On December 22, 1999 I appeared as a musical guest on The Late Show with David Letterman. It was one of the highlights of my career as a recording artist, and also a turning point in my life. Because in the week after appearing on his show in front of approximately 3.5 million viewers, I sold 80 CDs. And I decided to quit the music business.
There are many reasons why I sold only 80 CDs in the week after my appearance on The Late Show; the fact that I wasn’t on tour at the time is one, and my record label’s poor distribution is another. But the bottom line is that my music never connected with a larger audience, or large enough to justify continuing my life as a singer/songwriter. So I changed careers.
Fortunately, 1999 was the zenith of the dotcom boom and a friend brought me in as a freelance copywriter at the pioneer web shop, Agency.com. I didn’t have any experience with writing for the web, but nobody else seemed to either. What I learned in the music business though was how to improvise. It’s just one of the many lessons that helped get me to this career and undoubtedly shaped the kind of creative director that I am today. Lessons like, don’t tell the drummer what to play. Just hire the best drummer you can find and let him (or her) play the drums. And most important of all – if you don’t sell, you don’t eat. As the leader of my own band, I developed a very clear point of view on the purpose of marketing: to sell more of what you sell so that you can do more of what you do.

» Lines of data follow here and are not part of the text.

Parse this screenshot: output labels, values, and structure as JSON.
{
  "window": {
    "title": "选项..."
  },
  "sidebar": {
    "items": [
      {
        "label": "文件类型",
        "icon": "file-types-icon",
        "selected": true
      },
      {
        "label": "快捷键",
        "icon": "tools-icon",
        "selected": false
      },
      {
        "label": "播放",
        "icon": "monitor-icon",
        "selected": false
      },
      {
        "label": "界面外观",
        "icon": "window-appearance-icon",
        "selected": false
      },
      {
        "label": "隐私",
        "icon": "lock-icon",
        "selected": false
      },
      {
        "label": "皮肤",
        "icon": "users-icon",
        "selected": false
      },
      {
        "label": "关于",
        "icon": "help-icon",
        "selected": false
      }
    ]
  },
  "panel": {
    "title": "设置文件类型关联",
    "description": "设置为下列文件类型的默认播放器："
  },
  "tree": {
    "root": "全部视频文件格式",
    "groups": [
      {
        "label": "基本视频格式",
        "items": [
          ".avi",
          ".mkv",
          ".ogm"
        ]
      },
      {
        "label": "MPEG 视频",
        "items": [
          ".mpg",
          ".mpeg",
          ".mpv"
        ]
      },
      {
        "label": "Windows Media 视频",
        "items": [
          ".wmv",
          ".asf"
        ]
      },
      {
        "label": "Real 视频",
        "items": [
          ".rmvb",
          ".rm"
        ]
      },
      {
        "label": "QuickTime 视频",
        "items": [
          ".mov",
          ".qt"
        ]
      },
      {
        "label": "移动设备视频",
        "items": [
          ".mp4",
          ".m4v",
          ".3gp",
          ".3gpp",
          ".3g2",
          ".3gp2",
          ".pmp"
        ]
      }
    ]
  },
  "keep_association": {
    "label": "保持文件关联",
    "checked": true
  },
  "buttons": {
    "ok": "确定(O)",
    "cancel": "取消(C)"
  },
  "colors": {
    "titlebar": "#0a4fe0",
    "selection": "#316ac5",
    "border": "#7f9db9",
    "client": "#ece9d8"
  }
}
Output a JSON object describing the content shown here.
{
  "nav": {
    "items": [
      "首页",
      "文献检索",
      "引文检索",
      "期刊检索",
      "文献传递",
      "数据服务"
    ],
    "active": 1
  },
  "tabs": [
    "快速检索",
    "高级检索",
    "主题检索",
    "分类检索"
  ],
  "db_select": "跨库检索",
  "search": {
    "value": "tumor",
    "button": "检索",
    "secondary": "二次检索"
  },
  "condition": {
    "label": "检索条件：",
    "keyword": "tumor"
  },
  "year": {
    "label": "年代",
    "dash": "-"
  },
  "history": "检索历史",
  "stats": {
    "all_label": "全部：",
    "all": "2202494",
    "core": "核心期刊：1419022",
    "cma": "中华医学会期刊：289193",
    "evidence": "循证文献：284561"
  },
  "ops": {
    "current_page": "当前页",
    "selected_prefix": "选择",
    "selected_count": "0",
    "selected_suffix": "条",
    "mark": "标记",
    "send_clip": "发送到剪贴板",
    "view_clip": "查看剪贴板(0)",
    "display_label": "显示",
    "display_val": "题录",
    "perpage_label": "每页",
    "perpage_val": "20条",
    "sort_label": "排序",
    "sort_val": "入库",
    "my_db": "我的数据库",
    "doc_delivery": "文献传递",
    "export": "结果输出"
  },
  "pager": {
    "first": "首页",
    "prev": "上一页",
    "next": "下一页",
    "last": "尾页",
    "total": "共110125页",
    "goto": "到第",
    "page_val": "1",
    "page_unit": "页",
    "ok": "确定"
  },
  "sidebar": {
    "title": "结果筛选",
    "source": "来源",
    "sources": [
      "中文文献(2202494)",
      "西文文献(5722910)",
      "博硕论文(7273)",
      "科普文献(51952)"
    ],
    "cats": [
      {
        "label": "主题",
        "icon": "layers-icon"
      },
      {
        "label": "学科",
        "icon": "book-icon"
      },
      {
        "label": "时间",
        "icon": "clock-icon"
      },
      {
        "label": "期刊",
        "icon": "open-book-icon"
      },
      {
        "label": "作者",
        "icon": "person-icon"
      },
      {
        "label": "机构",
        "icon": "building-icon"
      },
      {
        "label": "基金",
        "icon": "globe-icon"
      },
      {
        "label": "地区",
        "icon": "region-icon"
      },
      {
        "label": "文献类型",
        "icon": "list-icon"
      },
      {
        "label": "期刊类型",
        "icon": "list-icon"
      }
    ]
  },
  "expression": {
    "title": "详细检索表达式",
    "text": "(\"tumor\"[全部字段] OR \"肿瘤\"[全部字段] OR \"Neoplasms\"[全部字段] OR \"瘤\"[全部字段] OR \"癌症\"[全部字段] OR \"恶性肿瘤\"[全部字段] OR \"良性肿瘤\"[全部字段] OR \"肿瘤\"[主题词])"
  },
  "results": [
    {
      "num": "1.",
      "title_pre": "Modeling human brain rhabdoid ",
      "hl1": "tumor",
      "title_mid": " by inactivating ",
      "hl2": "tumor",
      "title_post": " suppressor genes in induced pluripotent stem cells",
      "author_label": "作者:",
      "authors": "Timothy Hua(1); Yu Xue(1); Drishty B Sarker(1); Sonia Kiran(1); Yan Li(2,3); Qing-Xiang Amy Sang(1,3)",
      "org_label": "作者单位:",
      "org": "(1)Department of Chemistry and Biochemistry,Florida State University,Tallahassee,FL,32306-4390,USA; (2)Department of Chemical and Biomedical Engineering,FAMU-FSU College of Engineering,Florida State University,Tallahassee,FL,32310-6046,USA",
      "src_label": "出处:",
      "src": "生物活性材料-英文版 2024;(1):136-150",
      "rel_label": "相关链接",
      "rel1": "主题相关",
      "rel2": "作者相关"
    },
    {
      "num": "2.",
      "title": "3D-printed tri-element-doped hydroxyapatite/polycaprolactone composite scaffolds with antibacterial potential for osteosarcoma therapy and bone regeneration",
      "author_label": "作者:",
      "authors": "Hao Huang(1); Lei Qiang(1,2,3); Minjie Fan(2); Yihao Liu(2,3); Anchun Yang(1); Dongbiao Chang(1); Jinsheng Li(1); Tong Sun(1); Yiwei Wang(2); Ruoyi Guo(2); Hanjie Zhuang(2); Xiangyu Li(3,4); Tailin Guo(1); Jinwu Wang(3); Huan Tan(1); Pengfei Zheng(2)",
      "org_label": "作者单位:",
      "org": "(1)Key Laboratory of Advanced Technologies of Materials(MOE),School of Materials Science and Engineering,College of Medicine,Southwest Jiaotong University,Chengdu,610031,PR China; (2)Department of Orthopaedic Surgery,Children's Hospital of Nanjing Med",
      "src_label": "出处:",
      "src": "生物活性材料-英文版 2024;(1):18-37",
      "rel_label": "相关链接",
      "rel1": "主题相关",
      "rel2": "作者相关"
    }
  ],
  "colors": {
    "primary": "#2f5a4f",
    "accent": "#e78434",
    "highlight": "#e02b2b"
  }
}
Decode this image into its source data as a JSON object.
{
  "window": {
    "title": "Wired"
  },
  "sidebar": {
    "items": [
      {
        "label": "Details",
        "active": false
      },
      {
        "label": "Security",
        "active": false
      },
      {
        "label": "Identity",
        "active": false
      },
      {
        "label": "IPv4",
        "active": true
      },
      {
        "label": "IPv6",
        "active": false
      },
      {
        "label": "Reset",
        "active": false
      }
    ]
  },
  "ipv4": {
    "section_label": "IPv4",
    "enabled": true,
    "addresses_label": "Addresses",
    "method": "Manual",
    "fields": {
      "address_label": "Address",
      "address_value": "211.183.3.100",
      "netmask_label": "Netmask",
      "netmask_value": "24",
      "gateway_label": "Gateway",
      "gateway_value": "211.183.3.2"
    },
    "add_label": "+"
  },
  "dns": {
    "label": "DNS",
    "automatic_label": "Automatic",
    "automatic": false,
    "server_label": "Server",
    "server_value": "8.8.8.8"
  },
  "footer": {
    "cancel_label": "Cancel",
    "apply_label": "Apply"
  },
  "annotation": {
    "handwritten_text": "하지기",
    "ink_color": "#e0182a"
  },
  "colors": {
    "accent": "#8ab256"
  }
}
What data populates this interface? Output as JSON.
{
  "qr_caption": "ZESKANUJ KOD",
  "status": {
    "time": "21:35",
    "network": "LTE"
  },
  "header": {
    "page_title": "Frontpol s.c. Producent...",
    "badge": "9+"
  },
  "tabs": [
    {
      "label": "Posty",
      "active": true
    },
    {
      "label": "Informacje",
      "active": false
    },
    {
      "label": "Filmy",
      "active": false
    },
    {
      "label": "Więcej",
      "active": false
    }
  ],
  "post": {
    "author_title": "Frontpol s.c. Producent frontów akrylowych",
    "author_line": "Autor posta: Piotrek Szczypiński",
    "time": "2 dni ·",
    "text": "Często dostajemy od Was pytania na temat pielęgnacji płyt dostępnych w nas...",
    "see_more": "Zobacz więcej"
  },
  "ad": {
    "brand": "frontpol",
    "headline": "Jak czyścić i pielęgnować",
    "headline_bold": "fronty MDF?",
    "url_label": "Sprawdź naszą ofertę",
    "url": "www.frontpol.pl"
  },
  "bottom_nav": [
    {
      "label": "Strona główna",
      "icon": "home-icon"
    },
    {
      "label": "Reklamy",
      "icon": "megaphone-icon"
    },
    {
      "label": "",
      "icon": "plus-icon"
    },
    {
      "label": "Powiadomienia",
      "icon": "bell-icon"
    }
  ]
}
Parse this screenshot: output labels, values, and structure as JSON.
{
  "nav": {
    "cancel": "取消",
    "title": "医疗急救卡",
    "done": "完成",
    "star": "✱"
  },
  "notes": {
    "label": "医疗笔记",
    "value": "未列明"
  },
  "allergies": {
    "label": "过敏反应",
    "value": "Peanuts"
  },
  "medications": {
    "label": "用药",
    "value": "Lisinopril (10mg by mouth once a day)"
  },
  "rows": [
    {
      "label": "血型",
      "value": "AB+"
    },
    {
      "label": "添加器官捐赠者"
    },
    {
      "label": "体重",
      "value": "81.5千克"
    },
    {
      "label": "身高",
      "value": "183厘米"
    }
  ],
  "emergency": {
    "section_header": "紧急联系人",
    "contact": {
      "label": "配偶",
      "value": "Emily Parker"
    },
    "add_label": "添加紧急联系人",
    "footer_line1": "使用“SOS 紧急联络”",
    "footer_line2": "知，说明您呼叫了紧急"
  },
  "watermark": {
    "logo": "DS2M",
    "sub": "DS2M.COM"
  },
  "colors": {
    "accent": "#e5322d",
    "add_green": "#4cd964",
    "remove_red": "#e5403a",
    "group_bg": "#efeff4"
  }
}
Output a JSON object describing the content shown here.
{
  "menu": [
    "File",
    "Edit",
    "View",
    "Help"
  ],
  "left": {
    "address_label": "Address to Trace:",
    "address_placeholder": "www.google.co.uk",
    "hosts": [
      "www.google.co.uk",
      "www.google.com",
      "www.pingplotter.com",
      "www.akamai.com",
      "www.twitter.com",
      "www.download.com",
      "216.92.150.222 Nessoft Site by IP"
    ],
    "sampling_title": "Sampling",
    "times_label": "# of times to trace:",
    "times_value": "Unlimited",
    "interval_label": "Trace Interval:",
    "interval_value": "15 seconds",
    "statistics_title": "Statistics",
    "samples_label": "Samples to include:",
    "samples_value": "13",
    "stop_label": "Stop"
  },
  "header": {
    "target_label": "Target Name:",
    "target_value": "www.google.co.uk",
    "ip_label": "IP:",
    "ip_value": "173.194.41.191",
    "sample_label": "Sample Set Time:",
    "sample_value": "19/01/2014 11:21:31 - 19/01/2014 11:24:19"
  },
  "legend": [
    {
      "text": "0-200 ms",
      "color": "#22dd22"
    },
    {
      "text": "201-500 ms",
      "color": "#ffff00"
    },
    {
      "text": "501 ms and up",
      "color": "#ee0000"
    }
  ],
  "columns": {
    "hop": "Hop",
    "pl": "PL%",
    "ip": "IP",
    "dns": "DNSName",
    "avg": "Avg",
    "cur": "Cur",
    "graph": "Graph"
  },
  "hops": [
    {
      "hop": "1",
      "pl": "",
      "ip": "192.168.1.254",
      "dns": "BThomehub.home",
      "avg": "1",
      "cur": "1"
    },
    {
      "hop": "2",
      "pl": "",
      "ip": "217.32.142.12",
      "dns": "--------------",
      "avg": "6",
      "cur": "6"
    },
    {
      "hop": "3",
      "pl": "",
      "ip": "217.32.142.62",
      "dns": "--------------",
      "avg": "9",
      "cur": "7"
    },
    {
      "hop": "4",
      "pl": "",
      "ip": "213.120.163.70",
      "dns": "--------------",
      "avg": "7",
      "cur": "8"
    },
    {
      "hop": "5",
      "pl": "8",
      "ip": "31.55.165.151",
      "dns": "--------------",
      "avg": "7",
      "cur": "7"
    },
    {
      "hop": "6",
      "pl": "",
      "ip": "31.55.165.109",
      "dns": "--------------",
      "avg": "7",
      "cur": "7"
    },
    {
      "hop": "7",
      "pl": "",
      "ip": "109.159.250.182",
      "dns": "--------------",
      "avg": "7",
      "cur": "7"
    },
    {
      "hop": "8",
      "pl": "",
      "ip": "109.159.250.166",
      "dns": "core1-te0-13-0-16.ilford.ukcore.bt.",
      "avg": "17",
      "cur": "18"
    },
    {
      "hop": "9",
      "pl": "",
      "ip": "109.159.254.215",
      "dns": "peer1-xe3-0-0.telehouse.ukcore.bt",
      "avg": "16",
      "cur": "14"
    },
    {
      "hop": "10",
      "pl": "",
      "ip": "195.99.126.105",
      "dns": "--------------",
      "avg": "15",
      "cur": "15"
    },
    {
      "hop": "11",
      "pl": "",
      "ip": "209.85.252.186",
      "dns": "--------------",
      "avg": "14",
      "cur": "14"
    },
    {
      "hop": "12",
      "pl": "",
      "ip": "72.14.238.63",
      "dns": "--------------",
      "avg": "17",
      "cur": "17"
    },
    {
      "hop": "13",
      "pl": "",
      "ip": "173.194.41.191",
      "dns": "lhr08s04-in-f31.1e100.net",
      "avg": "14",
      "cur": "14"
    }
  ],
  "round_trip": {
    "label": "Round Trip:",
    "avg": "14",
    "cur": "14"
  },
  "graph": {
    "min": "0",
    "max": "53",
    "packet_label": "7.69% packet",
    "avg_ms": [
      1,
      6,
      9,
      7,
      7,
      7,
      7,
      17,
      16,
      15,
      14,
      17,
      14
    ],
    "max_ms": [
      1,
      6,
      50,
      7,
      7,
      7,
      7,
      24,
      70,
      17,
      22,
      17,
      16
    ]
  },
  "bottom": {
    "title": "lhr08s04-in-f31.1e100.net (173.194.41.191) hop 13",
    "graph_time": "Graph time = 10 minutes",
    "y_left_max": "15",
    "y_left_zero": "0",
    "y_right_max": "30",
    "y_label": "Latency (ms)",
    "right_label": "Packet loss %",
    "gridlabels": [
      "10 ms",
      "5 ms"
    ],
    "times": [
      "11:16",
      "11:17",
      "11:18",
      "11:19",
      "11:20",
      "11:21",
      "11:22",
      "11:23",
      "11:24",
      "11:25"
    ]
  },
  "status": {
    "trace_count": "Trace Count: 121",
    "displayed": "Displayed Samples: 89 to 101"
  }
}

Over fifteen years have gone by since that night in 1999 when I appeared on Letterman’s show. Since that day, I’ve been presented with a lot of opportunity in this business, and I’ve managed to turn what started as a freelance gig into a career that has given me a very different type of life. It’s a satisfying life that offers daily creativity, along with many other prosaic things that I couldn’t previously imagine, like health insurance.
So it was with a range of emotions that I watched Letterman retire. I was, and am, sad to see him go. I’ll miss a nightly dose of his wit, grace and intelligence. I remain inspired by how he transformed what a talk show could be, and how he always stayed true to himself. And I feel deeply grateful to David Letterman and his staff. Yes, for allowing me to be one of the 14,082 guests who appeared on one of the 4,214 broadcasts of The Late Show. And yes, again, for his—and their—enduring support for music and musicians. But mostly for letting me walk out onto the stage of the Ed Sullivan Theater, turn to the left and see Dave, turn to the right and see Paul Shaffer, and play one of my songs. It was a great moment, and it changed my life profoundly. Just not in the way I expected it to.
Bruce Henderson is the chief creative officer-North America of Geometry Global. He tweets @BHendersonNYC